Source records:
*****

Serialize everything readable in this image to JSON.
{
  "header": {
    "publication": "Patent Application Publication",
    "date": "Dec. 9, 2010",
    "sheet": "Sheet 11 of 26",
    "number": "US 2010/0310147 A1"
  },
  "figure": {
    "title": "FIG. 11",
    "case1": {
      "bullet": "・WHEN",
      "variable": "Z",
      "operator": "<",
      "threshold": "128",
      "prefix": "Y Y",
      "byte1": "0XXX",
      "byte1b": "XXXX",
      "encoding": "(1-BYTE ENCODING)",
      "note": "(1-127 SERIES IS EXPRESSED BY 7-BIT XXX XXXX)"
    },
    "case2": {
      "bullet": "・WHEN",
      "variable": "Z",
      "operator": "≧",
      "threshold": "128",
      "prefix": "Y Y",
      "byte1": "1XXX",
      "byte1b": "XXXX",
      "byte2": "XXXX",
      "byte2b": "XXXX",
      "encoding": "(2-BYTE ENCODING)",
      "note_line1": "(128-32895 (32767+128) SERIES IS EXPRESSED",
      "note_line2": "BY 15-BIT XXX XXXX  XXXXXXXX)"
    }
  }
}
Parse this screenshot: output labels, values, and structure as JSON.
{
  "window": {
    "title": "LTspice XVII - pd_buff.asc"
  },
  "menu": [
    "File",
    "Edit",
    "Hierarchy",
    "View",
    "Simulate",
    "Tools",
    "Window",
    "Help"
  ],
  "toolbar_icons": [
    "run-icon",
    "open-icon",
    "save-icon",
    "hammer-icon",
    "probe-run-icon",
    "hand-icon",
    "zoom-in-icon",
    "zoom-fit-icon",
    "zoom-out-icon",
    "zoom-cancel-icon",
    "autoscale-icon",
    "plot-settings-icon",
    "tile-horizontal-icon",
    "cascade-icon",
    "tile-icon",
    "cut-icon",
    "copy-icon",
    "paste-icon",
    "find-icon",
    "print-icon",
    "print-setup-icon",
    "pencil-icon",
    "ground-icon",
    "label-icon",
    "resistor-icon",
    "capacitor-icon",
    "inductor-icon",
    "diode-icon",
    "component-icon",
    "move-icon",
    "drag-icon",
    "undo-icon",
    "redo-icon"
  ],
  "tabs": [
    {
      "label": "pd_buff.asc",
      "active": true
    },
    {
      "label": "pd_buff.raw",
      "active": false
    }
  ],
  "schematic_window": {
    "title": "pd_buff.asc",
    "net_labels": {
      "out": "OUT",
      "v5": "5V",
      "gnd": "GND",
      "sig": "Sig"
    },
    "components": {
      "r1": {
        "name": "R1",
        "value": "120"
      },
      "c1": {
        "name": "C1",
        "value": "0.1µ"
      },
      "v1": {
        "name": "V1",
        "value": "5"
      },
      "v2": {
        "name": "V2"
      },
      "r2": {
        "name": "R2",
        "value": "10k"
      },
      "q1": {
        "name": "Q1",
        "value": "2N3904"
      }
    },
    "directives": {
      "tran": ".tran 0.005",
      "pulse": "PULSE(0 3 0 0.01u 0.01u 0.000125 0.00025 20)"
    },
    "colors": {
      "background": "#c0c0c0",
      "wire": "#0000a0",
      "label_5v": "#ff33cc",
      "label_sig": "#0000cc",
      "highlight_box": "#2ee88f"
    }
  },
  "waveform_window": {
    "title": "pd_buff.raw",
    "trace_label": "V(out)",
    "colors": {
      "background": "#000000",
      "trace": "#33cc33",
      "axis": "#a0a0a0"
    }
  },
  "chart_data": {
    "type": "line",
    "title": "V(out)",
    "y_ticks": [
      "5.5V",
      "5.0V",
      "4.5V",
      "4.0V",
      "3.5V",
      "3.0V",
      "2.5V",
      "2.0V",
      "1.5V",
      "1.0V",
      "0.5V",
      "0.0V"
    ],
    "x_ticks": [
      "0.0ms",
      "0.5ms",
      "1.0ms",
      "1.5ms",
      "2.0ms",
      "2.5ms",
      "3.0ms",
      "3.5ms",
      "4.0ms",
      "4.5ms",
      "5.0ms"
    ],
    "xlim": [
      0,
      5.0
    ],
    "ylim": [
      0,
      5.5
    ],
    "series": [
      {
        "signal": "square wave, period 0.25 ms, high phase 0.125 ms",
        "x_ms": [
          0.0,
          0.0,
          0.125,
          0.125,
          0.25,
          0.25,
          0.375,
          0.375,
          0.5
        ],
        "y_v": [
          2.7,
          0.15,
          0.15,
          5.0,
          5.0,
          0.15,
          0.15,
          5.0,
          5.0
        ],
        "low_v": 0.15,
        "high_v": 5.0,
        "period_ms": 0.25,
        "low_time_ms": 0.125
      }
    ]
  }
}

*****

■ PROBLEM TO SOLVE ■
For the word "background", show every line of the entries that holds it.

■ EXPECTED ANSWER ■
      "background": "#c0c0c0",
      "background": "#000000",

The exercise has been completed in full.